Objective: Train a model that takes as input a comment in a source code file and determines the corresponding code segment. A possible approach is to use a RNN to train a classifier that first optionally goes over the comment, than goes over the lines of code following the comment and classifies them as either being associated with the comment (positive) or not (negative). At test time, the RNN would stop at the first line of code that it classifies as negative. The system could be trained on raw sequences of code tokens, or on higher level features associated with a line of code that exploit the syntactic structure of the code e.g. is this a new line, is this line at the same level as the first lien after the comments, is there another comment immediately following this line.
2. Coreference in mathematical statements
Objective: Adapt an existing ML-based coreference resolution system to solve coreference in mathematical statements, e.g. proofs, as shown on the slides 23 to 32 in the Introduction lecture . This would entail some manual annotation of mathematical proofs (some already done), designing and implementation of coreference features that are specific to math statements, adding these features in the existing ML-based system and training and evaluating the resulting system. A substantial amount of work has already been done.
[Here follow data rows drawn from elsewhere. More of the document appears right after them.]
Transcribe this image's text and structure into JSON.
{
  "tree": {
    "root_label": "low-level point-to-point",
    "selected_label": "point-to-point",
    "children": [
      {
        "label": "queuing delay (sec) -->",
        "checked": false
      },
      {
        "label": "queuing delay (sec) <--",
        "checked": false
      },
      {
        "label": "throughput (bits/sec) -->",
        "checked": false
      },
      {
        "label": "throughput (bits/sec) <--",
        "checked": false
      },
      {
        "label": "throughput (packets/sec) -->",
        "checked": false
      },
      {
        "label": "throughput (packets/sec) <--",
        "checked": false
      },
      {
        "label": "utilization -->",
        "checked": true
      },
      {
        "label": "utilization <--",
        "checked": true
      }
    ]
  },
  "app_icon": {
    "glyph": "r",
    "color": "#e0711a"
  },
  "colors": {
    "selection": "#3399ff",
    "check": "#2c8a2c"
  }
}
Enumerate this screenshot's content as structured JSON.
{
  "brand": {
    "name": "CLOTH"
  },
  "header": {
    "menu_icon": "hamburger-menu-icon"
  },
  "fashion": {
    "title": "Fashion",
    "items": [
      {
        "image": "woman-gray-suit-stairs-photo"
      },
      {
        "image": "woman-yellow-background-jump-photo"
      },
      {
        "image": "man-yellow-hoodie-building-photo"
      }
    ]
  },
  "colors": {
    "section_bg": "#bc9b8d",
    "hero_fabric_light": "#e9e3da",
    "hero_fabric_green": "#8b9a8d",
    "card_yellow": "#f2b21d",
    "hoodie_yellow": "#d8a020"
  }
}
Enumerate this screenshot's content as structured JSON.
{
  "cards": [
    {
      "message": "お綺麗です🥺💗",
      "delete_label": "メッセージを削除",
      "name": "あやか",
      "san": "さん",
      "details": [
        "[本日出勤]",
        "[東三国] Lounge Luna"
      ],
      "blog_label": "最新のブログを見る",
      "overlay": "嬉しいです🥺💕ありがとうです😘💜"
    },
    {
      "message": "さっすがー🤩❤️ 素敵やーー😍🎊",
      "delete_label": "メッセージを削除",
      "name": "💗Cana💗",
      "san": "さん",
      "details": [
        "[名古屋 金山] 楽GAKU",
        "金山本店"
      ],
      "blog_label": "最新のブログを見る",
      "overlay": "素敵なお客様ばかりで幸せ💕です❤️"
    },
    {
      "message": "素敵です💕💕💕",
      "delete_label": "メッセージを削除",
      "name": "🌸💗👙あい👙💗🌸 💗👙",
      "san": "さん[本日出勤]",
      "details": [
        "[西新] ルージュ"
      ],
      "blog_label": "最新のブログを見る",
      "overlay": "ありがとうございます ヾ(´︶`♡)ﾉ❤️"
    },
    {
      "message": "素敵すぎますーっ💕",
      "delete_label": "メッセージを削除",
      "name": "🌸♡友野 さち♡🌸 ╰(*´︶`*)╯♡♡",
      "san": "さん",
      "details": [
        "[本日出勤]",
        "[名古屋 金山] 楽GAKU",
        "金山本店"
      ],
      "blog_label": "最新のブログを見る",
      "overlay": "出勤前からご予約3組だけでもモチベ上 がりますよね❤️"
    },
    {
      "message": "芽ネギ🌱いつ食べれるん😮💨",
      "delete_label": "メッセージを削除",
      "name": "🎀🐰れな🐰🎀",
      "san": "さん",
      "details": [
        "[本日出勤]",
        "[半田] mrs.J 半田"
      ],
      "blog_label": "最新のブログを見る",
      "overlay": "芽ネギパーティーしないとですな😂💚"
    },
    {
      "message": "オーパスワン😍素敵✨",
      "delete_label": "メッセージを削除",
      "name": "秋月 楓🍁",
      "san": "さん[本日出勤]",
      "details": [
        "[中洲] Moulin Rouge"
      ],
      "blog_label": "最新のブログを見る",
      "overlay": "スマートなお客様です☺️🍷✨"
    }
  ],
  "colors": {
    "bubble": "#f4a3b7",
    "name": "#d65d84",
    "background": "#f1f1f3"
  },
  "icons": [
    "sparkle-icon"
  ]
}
For more details, contact me at <email@example.com>.
3. Semantic parsing of mathematical statements
Objective: Take a mathematical proof as input and translate it into an equivalent Coq proof. Dr. Juedes has created a small dataset of pairs (mathematical statement, Coq program), using a coded template.
4. Extraction of text relevant to a citation
Objective: Given a citation of paper C in another paper P, extract all the sentences in P that are directly relevant to the paper C, i.e. they mention C or they discuss content (methods, results) from paper C. For this, you would have to create a dataset and design and train an NLP model.
5. Platonic verses
Objective: Based on an idea from an undergraduate Theater student.
6. Explainable NLP
Objective: Use Layerwise Label Propagation or other similar methods to determine with parts of the input are most relevant for the classification decisions of an NLP system.